Secretary of State Condoleezza Rice on Thursday dismissed as "ludicrous" Russian concerns that Washington's plans to deploy anti-missile defenses in Europe would endanger Moscow's nuclear arsenal.

A flurry of high-level talks in recent weeks has failed to soften Russia's public opposition to the U.S. plan to install radar scanners in the Czech Republic and 10 interceptor missiles in Poland.

Washington says the deployment is aimed at protecting Europe and North America from a growing threat of missile strike by North Korea, Iran or others in the Middle East. Moscow says those countries do not pose an immediate threat, and claims the U.S. plan aims to target Russia's strategic missile arsenal.

"Let's be real about this and realistic about this.
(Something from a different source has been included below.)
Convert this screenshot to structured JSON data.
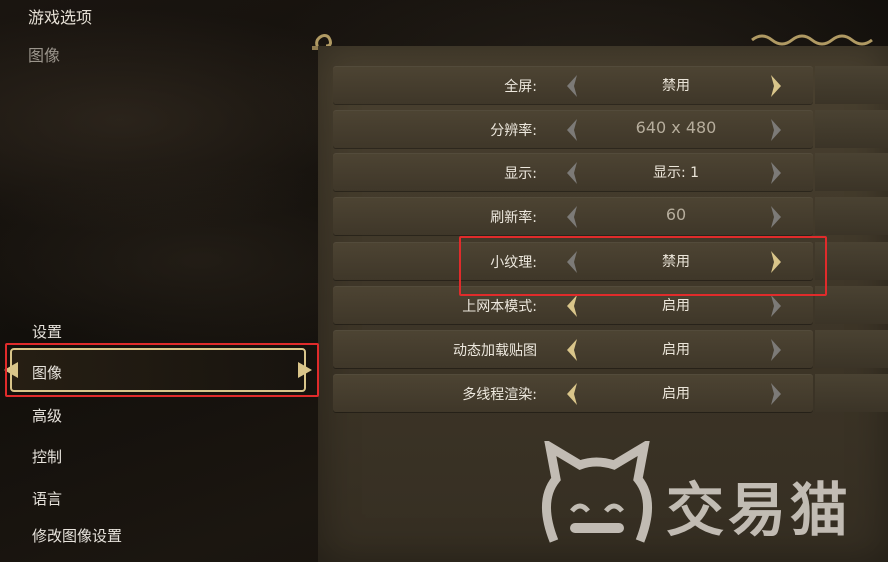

The idea that somehow 10 interceptors and a few radars in Eastern Europe are going to threaten the Soviet strategic deterrent is purely ludicrous and everybody knows it," Rice told reporters ahead of NATO talks with Russia's foreign minister.

"The Russians have thousands of warheads. The idea that you can somehow stop the Russian strategic nuclear deterrent with a few interceptors just doesn't make sense."

The missile debate was expected to dominate two days of talks among NATO foreign ministers, who also will focus on efforts to back up the alliance's military mission in Afghanistan, and a split between Russia and Western powers over the future of Kosovo.

Russian Foreign Minister Sergey Lavrov will join the talks after an opening session among the 26 NATO allies.

Rice said the U.S. would continue efforts to "demystify" the plan for the Russians by pushing an offer to cooperate with Moscow by sharing data and technology. She insisted that Russia, Europe and the United States shared a common threat from the risk of Iran developing long-range ballistic missiles.

"We are very happy to continue this dialogue, but we have to continue it on the basis of a realist assessment of what we are proposing, not one that is grounded somehow in the 80s," she told a brief news conference with her Norwegian counterpart, Jonas Gahr Stoere.

Russian officials and generals have revived Cold War language in criticizing the American plan, threatening to target the installations in Eastern Europe. The rhetoric has unnerved some in Western Europe, who fear the negative impact on relations with the Kremlin may outweigh any benefits of the missile shield.

Stoere said he needed to hear more from the Americans. "I remain to be convinced about the nature of the threats and the way to respond to them," he told reporters after his meeting with Rice.

However, NATO diplomats said there was growing support for the U.S. plans among European governments.

Ministers should get a report on Iran's nuclear stance from EU foreign policy chief Javier Solana, after his talks with Iran's chief negotiator, Ali Larijani. The two met Wednesday and planned more discussions Thursday aimed at breaking the deadlock over Tehran's defiance of a U.N. demand for a freeze on uranium enrichment.

If Iran complies, Rice said the White House "is prepared to reverse 27 years of American policy and sit down face-to-face with the Iranians, with our allies, to talk about how Iran can have civil nuclear power."

On Afghanistan, Rice is likely to restate U.S. concerns about the refusal of some NATO allies to send troops to the frontline provinces in the south, where Canadian, British and U.S. troops are leading the fight against the Taliban. NATO ministers are expected to discuss plans to back up the military campaign with more political and economic support to the Afghan government.

Western allies are likely to press Lavrov to support a U.N. plan that would grant independence to Kosovo under international supervision. Russia has backed Serbia's opposition to the plan and has threatened to veto the plan. NATO fears that could leave its 17,000 peacekeepers facing the potentially violent consequences of a unilateral declaration of independence by the territory's Albanian majority.